╭─ Given information
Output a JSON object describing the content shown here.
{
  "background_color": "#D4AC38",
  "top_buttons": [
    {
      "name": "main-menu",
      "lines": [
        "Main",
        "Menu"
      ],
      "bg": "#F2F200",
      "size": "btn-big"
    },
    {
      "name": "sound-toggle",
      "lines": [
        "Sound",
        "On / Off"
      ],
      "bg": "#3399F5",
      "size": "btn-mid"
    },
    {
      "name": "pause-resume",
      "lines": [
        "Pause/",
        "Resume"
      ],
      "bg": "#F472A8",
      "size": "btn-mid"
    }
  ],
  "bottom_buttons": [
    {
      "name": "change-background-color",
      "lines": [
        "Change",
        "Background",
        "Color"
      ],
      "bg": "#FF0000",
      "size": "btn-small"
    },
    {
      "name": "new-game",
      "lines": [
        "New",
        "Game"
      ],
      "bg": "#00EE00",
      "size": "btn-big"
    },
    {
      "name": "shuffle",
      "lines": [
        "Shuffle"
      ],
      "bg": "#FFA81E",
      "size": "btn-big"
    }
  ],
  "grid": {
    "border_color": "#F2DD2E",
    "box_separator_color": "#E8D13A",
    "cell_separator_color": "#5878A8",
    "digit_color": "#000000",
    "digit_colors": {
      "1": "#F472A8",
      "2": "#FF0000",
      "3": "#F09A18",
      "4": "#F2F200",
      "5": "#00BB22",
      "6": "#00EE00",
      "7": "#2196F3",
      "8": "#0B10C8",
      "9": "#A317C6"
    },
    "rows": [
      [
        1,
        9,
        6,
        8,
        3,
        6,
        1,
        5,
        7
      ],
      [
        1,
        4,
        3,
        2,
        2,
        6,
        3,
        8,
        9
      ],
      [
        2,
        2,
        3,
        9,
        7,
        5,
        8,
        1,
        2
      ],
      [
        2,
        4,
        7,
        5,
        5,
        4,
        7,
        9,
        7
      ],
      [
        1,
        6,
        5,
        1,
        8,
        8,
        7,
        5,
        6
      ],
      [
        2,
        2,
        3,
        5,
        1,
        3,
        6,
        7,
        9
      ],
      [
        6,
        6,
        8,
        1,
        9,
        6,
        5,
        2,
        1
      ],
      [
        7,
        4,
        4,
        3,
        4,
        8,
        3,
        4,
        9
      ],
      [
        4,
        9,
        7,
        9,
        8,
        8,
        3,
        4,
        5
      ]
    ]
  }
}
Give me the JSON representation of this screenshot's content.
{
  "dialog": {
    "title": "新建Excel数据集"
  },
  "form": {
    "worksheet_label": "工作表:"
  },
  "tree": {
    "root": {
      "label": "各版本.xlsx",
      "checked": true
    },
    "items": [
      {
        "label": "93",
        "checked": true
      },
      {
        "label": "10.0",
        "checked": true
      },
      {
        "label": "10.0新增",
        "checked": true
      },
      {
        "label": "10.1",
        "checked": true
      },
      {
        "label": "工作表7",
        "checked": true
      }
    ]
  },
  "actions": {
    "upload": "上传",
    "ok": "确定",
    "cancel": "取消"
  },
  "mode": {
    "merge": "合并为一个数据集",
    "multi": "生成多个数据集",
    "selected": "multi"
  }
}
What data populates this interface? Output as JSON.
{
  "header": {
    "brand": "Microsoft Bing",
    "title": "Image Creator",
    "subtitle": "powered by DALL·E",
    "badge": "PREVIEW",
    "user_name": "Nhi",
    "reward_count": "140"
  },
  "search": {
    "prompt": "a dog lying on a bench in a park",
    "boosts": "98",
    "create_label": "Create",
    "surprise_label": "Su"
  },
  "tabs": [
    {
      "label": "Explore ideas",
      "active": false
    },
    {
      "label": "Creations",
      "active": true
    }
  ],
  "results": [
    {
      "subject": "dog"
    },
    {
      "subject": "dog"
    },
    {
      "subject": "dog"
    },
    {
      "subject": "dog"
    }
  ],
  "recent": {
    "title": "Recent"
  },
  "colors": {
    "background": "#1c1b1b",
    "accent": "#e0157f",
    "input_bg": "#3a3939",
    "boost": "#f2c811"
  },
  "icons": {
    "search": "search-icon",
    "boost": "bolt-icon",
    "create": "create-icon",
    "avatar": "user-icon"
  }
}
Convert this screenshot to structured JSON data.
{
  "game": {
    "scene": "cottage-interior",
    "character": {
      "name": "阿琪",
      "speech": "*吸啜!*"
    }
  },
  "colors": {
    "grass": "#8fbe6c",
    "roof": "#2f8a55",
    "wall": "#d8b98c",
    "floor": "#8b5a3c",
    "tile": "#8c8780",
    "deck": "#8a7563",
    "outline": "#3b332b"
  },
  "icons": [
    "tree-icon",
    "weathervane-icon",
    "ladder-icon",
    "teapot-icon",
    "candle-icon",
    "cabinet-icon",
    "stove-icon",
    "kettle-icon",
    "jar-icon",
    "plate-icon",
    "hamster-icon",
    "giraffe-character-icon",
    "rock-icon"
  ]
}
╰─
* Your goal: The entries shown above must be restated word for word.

* Response for this exercise:
Output a JSON object describing the content shown here.
{
  "background_color": "#D4AC38",
  "top_buttons": [
    {
      "name": "main-menu",
      "lines": [
        "Main",
        "Menu"
      ],
      "bg": "#F2F200",
      "size": "btn-big"
    },
    {
      "name": "sound-toggle",
      "lines": [
        "Sound",
        "On / Off"
      ],
      "bg": "#3399F5",
      "size": "btn-mid"
    },
    {
      "name": "pause-resume",
      "lines": [
        "Pause/",
        "Resume"
      ],
      "bg": "#F472A8",
      "size": "btn-mid"
    }
  ],
  "bottom_buttons": [
    {
      "name": "change-background-color",
      "lines": [
        "Change",
        "Background",
        "Color"
      ],
      "bg": "#FF0000",
      "size": "btn-small"
    },
    {
      "name": "new-game",
      "lines": [
        "New",
        "Game"
      ],
      "bg": "#00EE00",
      "size": "btn-big"
    },
    {
      "name": "shuffle",
      "lines": [
        "Shuffle"
      ],
      "bg": "#FFA81E",
      "size": "btn-big"
    }
  ],
  "grid": {
    "border_color": "#F2DD2E",
    "box_separator_color": "#E8D13A",
    "cell_separator_color": "#5878A8",
    "digit_color": "#000000",
    "digit_colors": {
      "1": "#F472A8",
      "2": "#FF0000",
      "3": "#F09A18",
      "4": "#F2F200",
      "5": "#00BB22",
      "6": "#00EE00",
      "7": "#2196F3",
      "8": "#0B10C8",
      "9": "#A317C6"
    },
    "rows": [
      [
        1,
        9,
        6,
        8,
        3,
        6,
        1,
        5,
        7
      ],
      [
        1,
        4,
        3,
        2,
        2,
        6,
        3,
        8,
        9
      ],
      [
        2,
        2,
        3,
        9,
        7,
        5,
        8,
        1,
        2
      ],
      [
        2,
        4,
        7,
        5,
        5,
        4,
        7,
        9,
        7
      ],
      [
        1,
        6,
        5,
        1,
        8,
        8,
        7,
        5,
        6
      ],
      [
        2,
        2,
        3,
        5,
        1,
        3,
        6,
        7,
        9
      ],
      [
        6,
        6,
        8,
        1,
        9,
        6,
        5,
        2,
        1
      ],
      [
        7,
        4,
        4,
        3,
        4,
        8,
        3,
        4,
        9
      ],
      [
        4,
        9,
        7,
        9,
        8,
        8,
        3,
        4,
        5
      ]
    ]
  }
}
Give me the JSON representation of this screenshot's content.
{
  "dialog": {
    "title": "新建Excel数据集"
  },
  "form": {
    "worksheet_label": "工作表:"
  },
  "tree": {
    "root": {
      "label": "各版本.xlsx",
      "checked": true
    },
    "items": [
      {
        "label": "93",
        "checked": true
      },
      {
        "label": "10.0",
        "checked": true
      },
      {
        "label": "10.0新增",
        "checked": true
      },
      {
        "label": "10.1",
        "checked": true
      },
      {
        "label": "工作表7",
        "checked": true
      }
    ]
  },
  "actions": {
    "upload": "上传",
    "ok": "确定",
    "cancel": "取消"
  },
  "mode": {
    "merge": "合并为一个数据集",
    "multi": "生成多个数据集",
    "selected": "multi"
  }
}
What data populates this interface? Output as JSON.
{
  "header": {
    "brand": "Microsoft Bing",
    "title": "Image Creator",
    "subtitle": "powered by DALL·E",
    "badge": "PREVIEW",
    "user_name": "Nhi",
    "reward_count": "140"
  },
  "search": {
    "prompt": "a dog lying on a bench in a park",
    "boosts": "98",
    "create_label": "Create",
    "surprise_label": "Su"
  },
  "tabs": [
    {
      "label": "Explore ideas",
      "active": false
    },
    {
      "label": "Creations",
      "active": true
    }
  ],
  "results": [
    {
      "subject": "dog"
    },
    {
      "subject": "dog"
    },
    {
      "subject": "dog"
    },
    {
      "subject": "dog"
    }
  ],
  "recent": {
    "title": "Recent"
  },
  "colors": {
    "background": "#1c1b1b",
    "accent": "#e0157f",
    "input_bg": "#3a3939",
    "boost": "#f2c811"
  },
  "icons": {
    "search": "search-icon",
    "boost": "bolt-icon",
    "create": "create-icon",
    "avatar": "user-icon"
  }
}
Convert this screenshot to structured JSON data.
{
  "game": {
    "scene": "cottage-interior",
    "character": {
      "name": "阿琪",
      "speech": "*吸啜!*"
    }
  },
  "colors": {
    "grass": "#8fbe6c",
    "roof": "#2f8a55",
    "wall": "#d8b98c",
    "floor": "#8b5a3c",
    "tile": "#8c8780",
    "deck": "#8a7563",
    "outline": "#3b332b"
  },
  "icons": [
    "tree-icon",
    "weathervane-icon",
    "ladder-icon",
    "teapot-icon",
    "candle-icon",
    "cabinet-icon",
    "stove-icon",
    "kettle-icon",
    "jar-icon",
    "plate-icon",
    "hamster-icon",
    "giraffe-character-icon",
    "rock-icon"
  ]
}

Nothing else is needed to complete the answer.